Unlike the last two garments I showed you, when I put on this top I sighed a definite YES.
When I went to Sewjourn recently, all four of us decided to sew our own version of the Marilla Walker Maya top. It’s been around for a few years now, and I had to admit that I had passed it over due to it’s simplicity. That was really short-sighted of me!
Because really, simple shapes are my jam. Yes I like interesting details, or fabulous fabrics, but the clothing that I feel the best in is usually quite straightforward.
From the pattern website: The Maya pattern takes its influence from my Central American mother and family. It is a kimono/cap sleeve dress or top that is designed to hang well from the shoulders and have a wide fit from the bust down, much like a traditional Guatemalan Huipil. It is intended to be playful and fun and can really showcase an amazing fabric, whether that be a bold print or luscious fibre.

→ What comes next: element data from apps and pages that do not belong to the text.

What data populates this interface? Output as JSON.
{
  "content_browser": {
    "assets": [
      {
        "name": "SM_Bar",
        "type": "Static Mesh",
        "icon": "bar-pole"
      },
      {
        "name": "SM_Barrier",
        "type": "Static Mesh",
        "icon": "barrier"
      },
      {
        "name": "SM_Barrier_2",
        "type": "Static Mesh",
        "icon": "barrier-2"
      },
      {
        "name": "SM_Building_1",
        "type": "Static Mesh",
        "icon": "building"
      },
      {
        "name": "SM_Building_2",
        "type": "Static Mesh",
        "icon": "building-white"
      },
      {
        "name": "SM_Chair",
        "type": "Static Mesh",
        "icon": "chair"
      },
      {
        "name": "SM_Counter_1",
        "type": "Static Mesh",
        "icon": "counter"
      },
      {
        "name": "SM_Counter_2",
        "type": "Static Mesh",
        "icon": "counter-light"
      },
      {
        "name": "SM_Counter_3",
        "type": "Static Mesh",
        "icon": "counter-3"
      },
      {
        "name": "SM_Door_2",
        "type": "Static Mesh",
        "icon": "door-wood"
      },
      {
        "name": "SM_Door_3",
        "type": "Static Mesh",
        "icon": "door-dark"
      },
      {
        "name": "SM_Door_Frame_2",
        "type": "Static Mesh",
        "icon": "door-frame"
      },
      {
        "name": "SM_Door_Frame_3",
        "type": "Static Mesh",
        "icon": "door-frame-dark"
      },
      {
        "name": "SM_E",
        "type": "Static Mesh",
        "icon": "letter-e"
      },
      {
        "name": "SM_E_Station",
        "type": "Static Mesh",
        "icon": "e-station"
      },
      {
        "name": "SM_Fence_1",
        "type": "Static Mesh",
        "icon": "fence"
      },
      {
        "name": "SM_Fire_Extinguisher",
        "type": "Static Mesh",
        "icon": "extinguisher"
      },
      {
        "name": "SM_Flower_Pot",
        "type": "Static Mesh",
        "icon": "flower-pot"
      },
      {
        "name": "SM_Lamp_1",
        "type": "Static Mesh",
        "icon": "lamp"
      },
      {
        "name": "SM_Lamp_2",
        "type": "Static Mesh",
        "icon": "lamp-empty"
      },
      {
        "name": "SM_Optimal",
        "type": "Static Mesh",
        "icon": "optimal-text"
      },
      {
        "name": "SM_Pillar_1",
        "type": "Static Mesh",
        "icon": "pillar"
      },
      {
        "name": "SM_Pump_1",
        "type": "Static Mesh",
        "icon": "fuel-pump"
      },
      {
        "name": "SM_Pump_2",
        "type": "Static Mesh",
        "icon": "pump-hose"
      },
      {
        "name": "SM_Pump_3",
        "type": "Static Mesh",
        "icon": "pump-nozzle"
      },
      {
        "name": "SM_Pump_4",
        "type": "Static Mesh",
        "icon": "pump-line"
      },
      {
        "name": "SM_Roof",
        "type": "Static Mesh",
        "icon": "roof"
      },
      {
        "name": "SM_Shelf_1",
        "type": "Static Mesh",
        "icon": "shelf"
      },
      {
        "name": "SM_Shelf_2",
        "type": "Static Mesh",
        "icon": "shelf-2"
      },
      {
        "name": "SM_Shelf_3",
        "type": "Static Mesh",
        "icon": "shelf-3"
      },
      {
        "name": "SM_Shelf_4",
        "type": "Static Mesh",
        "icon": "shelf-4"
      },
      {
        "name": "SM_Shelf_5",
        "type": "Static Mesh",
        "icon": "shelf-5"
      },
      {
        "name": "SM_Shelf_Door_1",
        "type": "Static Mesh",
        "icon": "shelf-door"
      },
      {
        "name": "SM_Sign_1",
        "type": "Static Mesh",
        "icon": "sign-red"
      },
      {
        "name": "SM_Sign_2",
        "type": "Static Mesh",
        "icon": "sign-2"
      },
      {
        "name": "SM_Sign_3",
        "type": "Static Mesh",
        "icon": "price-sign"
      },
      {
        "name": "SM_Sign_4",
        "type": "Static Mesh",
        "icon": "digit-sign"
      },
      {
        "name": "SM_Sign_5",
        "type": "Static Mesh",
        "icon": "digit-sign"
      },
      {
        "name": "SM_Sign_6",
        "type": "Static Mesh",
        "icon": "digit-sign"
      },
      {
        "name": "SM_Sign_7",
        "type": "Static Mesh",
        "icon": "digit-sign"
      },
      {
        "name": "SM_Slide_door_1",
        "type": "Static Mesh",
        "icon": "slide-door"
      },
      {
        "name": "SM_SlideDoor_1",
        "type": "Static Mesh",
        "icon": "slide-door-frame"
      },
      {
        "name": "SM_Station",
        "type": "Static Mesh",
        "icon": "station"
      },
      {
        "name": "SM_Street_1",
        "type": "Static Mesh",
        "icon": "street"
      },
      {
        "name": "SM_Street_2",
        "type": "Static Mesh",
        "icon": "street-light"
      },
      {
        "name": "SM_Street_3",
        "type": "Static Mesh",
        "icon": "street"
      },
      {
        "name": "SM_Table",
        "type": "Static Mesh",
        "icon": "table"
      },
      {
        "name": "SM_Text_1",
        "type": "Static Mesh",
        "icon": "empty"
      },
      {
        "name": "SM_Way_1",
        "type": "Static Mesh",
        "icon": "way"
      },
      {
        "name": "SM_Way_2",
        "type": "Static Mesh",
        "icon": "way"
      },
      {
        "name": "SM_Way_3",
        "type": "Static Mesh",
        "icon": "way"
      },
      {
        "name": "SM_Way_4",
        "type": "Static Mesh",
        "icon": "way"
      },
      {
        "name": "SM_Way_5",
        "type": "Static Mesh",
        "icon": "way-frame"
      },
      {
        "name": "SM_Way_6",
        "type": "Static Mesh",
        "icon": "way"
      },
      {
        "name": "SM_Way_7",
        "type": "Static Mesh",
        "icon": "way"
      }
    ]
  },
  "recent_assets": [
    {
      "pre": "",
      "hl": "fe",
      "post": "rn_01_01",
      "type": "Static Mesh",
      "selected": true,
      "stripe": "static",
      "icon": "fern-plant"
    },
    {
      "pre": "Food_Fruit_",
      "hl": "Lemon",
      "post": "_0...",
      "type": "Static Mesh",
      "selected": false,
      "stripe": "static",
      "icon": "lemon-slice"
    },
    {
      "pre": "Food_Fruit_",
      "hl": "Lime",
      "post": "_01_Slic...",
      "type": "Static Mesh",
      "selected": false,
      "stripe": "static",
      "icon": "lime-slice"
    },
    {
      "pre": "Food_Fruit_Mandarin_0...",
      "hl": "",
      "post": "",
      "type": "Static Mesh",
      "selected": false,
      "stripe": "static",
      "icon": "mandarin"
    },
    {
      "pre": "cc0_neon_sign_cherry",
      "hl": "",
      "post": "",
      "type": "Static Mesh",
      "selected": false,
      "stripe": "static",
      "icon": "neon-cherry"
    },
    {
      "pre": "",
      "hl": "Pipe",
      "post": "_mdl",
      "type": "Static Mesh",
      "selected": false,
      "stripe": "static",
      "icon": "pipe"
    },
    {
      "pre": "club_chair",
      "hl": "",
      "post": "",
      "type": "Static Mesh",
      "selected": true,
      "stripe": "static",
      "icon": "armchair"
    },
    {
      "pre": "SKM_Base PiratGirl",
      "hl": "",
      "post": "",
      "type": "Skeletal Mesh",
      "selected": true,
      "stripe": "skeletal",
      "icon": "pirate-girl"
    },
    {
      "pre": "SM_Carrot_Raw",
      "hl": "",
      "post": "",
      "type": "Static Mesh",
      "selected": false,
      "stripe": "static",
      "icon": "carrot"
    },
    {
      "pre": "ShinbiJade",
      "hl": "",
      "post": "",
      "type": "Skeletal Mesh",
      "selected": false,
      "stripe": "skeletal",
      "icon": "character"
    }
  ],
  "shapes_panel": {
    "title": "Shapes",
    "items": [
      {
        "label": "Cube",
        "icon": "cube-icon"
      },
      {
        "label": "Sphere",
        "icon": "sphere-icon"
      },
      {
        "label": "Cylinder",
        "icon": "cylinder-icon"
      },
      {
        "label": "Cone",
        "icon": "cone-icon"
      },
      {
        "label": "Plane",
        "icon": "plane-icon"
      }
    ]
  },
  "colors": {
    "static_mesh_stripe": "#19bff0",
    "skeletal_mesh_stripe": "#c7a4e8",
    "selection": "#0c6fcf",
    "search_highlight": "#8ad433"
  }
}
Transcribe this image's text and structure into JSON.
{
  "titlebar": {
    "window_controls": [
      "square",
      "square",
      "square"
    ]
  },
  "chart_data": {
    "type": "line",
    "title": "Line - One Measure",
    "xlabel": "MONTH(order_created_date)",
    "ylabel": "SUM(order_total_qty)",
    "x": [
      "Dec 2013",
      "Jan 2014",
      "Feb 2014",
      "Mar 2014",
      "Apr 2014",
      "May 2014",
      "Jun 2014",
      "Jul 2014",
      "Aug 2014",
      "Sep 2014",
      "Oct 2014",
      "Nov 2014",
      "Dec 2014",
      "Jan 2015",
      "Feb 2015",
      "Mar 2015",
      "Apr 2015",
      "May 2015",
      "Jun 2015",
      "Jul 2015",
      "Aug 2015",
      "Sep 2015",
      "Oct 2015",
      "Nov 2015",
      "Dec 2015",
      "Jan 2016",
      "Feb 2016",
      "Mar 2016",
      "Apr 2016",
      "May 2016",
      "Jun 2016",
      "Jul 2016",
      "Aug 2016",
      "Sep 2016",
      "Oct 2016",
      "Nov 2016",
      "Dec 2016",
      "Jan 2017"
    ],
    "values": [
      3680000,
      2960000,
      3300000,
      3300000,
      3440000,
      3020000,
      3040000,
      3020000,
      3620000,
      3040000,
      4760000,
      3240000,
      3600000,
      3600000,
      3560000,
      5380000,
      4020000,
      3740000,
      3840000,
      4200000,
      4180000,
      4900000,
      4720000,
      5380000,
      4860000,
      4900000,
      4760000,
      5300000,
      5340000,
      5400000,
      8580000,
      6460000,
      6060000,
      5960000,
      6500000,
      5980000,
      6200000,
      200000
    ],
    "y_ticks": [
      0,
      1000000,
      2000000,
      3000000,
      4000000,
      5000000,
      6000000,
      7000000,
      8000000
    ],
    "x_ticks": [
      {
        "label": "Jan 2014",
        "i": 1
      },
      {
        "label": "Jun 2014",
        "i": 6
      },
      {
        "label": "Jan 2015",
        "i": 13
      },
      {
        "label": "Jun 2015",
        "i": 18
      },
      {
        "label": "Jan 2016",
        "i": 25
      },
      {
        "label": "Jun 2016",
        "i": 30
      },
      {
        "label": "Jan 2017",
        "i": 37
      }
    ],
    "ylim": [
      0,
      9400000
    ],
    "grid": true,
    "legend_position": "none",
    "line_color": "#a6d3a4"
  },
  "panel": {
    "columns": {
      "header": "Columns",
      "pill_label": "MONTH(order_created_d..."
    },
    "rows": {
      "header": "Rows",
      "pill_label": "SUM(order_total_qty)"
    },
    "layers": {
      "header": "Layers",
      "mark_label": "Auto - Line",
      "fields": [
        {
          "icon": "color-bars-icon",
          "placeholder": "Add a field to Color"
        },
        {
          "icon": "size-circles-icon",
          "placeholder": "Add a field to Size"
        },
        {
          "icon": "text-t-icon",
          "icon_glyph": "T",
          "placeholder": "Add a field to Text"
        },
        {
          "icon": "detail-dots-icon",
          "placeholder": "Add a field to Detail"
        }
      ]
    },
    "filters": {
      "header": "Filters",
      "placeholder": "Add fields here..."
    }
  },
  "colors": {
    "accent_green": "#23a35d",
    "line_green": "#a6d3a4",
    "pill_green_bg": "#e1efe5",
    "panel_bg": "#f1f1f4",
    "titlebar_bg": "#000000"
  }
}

Although relatively simple in design, the variations are endless and there are several lengths to choose from ranging from a cropped top to a knee length dress with a hip length top and shorter dress length in-between. Other variants include a straight or shaped hem, button or plain front as well as an option for a sash belt.
The construction is straight forward and creates a tidy finish as you work through the instructions leaving no raw edges in sight.
FABRIC SUGGESTIONS – Light to medium weight woven fabric.
I sewed size 7, which was closest to my bust measurement, but could have gone down to size 6. The fabrics are linen scraps from stash, and the choice of colours and the contrasting bottom panel were entirely depending on the size of the scraps. I really like the colour combination. The yellow linen was originally used to sew the Style Arc Lola pants I’m wearing with the top, and a brown pair that is also still in my wardrobe). I really do like working with linen. Essentially this is view A, without the front pocket, and with a curved front and back hemline. I cut the pattern at the shorten/lengthen line to divide it for colour blocking (and remembered to add seam allowances when I cut it out). The instructions have you finish the curved hem before sewing together the side seams, which is an excellent tip that gives a very nice finished result. All the topstitching is done in brown thread.
This is a look that I feel very comfortable in. It’s more ‘me’.